Failure to Backup – A Rant by Kerrin

In my opinion over 50% of small businesses in NZ would have no or inadequate backups of their important data. If I had a dollar for every time someone brought in a dead computer and had no back up I would be on a beach somewhere rather than writing this missive. When the unexpected happens a business’ ability to function can literally vanish in a puff of smoke. Without backup systems business owners are putting their future livelihoods at risk and yet many are reluctant to spend any money on this vital aspect of their business. It’s no use saying ‘it won’t happen to me’, just ask the businesses that were put out of action by the Christchurch earthquake simply because they couldn’t access the hardware that held their critical data. Computers are made by humans not handed down from some superior being.

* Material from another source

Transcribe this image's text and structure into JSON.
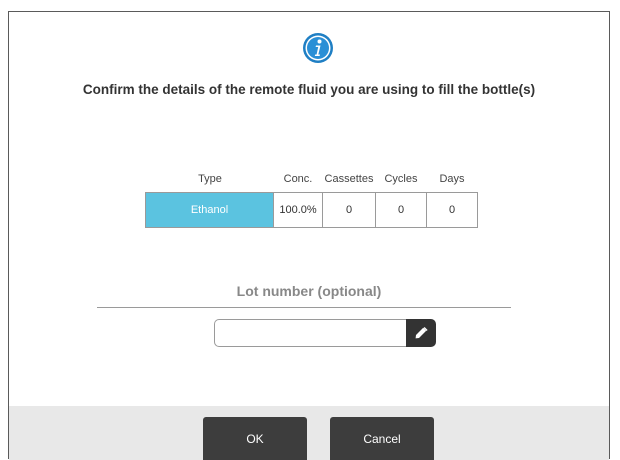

They are often made from the cheapest components (‘cos people don’t want to pay too much), so to think they will keep working forever is totally unrealistic. ALL HARDWARE WILL EVENTUALLY FAIL. Every small business owner should ask him or herself ‘How many days data would I lose if my computer was stolen or failed today?’ and ‘Could my business continue without that data?’

Making a Good Backup Plan

Making any kind of backup reduces your risk of losing your data. Here are some tips for making effective backups to further reduce the risk:

  • Back Up Regularly. Get into a routine of regularly doing backups. How often you should back up depends on how often your data changes. If you have new customer data coming in every day then you should back up every day.
  • Have Different Backups. Keep two separate copies of your backups, and keep them at different locations. This means that if someone breaks in and steals your laptop and hard drive you still have a copy of the data elsewhere. Using a Cloud backup system in conjunction with a physical system (hard drive or memory stick) is one option.
  • Have an Offline Backup. If you’re using a memory stick or external hard drive as a backup device, disconnect it from your network each day. If it’s left connected anything that affects your machine will affect the backup as well.
  • Routinely Check your Backup System. It’s critical that you make sure that your backups work and that your stored data is as it should be. Check that your machine is malware-free before you restore from a hard drive backup. Test restores should be part of your backup strategy. A backup that you cannot restore from is worthless.
  • Protect your Backed Up Data with Passwords. Ensure your stored data is protected from unauthorised access with a strong password. You should apply two-factor authentication if it’s available.

 Here endeth the lesson.

If you would like us to carry out an audit of your backup system please contact us on 07 827 7119 or at kerrin@greenmouse.co.nz